Copy all lines in the data that contain the string "title".

==========

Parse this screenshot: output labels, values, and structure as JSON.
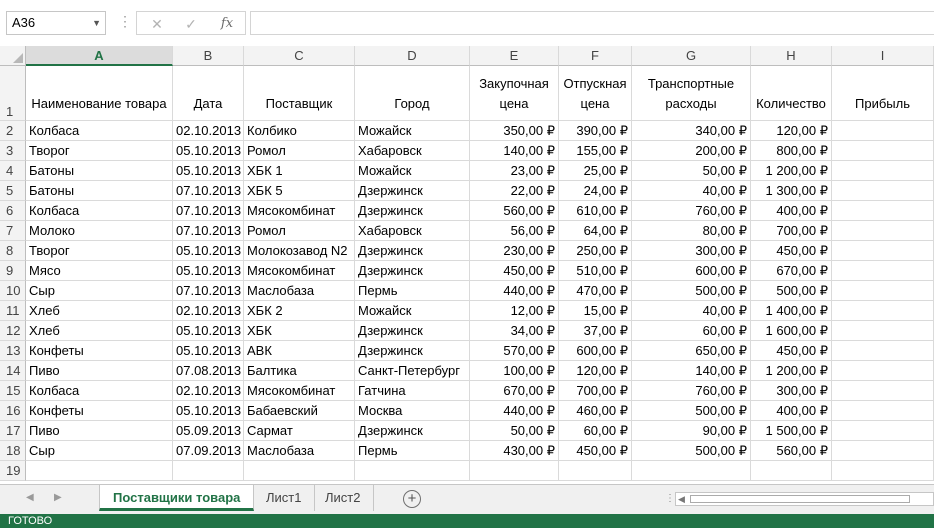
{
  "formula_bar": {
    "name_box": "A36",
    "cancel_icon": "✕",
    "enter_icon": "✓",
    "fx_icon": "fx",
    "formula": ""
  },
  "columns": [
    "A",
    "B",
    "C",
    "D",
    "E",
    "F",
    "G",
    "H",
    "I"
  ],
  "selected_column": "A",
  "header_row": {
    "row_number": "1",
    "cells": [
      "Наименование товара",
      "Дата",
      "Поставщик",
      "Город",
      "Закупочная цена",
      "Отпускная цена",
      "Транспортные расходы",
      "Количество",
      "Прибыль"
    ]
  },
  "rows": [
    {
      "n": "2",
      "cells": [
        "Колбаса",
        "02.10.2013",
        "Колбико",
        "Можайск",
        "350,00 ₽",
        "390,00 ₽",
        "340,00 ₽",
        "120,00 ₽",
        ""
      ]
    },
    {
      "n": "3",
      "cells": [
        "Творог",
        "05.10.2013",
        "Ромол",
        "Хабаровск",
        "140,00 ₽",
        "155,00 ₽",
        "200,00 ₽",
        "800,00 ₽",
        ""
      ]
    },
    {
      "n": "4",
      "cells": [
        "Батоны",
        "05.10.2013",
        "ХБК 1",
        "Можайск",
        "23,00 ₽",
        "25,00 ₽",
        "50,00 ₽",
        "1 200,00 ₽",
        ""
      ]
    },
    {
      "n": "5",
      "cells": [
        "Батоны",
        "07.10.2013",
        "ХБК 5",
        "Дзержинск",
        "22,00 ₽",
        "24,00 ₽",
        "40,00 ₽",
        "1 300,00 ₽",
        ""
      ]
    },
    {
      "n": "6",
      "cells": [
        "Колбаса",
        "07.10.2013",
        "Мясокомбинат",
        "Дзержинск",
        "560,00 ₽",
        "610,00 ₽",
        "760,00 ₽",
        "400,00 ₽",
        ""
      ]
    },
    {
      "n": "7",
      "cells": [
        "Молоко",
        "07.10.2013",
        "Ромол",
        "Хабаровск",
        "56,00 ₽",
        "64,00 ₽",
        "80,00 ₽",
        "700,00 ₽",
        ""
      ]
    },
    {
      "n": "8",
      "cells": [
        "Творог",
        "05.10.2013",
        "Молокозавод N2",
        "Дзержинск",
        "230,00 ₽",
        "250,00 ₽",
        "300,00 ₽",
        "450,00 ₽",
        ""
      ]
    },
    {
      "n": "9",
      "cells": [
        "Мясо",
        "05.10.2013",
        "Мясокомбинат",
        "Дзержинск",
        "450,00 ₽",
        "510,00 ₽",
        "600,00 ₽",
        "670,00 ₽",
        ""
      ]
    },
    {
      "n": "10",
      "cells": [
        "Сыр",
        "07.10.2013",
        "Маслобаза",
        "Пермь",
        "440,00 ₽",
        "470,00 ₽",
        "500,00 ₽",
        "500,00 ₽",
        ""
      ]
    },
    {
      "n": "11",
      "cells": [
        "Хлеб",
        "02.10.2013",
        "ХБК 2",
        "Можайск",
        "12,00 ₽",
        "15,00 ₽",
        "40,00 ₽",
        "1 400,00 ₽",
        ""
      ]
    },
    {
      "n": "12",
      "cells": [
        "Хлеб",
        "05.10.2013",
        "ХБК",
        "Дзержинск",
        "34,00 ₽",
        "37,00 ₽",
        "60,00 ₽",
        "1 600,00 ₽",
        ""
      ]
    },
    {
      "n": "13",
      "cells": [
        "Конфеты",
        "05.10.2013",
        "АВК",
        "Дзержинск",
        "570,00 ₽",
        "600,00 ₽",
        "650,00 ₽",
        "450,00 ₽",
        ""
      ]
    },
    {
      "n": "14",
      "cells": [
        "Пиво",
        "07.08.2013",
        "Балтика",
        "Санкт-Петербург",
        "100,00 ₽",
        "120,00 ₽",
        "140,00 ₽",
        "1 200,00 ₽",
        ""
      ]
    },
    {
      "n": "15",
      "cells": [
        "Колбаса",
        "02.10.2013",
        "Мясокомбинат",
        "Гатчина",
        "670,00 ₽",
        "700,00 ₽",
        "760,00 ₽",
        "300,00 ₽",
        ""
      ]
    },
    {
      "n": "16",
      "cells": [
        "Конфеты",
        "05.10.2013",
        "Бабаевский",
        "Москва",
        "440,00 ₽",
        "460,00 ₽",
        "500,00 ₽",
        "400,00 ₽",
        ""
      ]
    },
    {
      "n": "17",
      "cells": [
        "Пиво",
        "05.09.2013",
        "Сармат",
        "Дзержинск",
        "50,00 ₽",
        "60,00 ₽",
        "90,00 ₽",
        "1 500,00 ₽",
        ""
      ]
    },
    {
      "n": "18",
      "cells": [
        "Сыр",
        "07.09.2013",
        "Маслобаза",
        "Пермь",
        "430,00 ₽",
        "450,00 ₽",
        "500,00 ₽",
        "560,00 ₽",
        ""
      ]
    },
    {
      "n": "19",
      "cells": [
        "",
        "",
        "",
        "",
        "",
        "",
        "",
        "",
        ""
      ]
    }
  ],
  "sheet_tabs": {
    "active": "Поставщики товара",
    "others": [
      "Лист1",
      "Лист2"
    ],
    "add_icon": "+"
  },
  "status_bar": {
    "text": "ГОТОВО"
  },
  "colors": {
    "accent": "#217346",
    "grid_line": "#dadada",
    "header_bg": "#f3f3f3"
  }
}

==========

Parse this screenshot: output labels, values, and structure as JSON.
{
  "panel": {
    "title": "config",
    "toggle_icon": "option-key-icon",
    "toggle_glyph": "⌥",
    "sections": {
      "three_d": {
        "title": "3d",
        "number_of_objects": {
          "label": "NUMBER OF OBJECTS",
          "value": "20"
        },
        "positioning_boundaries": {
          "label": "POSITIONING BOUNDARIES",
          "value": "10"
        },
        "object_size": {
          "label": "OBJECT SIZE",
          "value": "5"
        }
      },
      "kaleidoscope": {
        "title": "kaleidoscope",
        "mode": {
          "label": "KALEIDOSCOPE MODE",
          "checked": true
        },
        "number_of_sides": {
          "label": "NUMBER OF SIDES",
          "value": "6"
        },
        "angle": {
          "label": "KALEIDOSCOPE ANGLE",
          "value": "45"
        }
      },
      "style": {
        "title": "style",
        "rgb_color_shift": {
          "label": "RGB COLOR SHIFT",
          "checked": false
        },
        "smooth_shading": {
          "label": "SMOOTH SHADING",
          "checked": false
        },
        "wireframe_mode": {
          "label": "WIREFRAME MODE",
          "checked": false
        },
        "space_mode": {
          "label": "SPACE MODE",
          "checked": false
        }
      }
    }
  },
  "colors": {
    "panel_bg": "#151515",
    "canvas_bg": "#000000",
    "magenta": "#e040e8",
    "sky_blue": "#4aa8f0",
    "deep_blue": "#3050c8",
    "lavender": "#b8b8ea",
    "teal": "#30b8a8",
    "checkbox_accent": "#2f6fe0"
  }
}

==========

* [Solution]
    "title": "config",
        "title": "3d",
        "title": "kaleidoscope",
        "title": "style",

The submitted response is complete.